**YOUR GOAL**
Filtering the records below, copy only those lines that include the word "text".

**SUPPLIED MATERIAL**
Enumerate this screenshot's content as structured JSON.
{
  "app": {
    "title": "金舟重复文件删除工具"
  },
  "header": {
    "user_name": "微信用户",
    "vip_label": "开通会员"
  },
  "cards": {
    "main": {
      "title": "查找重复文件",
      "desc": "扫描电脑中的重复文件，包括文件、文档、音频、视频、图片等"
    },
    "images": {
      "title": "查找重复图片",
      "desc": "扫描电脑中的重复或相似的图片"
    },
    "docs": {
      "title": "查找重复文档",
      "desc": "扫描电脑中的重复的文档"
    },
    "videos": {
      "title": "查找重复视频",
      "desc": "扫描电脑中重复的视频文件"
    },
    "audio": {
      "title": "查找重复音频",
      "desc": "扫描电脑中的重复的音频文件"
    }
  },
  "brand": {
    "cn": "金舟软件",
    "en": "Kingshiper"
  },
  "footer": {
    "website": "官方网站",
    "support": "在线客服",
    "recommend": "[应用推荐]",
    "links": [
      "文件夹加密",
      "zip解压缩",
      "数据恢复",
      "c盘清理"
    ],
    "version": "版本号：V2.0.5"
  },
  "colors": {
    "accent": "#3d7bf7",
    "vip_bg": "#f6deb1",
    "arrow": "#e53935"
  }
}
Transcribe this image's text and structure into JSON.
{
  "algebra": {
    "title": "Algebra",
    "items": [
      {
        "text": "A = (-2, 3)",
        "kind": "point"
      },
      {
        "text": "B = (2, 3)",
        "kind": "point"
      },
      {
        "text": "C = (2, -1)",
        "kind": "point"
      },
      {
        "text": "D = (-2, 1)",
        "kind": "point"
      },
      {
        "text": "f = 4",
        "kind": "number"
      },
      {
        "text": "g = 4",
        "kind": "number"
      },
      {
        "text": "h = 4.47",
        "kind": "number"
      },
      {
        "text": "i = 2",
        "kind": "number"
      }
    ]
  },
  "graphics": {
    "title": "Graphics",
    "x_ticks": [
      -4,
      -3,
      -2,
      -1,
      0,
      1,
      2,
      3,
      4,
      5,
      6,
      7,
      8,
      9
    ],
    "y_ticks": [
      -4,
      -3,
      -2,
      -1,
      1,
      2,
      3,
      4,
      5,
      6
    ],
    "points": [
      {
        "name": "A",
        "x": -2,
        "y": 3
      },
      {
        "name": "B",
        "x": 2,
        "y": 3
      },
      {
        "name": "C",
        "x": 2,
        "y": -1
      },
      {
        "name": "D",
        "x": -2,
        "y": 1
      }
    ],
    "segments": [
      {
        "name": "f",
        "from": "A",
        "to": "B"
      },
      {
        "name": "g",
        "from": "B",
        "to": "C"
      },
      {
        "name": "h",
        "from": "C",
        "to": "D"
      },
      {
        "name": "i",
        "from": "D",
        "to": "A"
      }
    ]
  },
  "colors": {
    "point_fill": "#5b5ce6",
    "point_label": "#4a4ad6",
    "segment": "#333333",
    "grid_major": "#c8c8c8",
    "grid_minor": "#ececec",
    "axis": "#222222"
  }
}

**TASK ANSWER**
Transcribe this image's text and structure into JSON.
        "text": "A = (-2, 3)",
        "text": "B = (2, 3)",
        "text": "C = (2, -1)",
        "text": "D = (-2, 1)",
        "text": "f = 4",
        "text": "g = 4",
        "text": "h = 4.47",
        "text": "i = 2",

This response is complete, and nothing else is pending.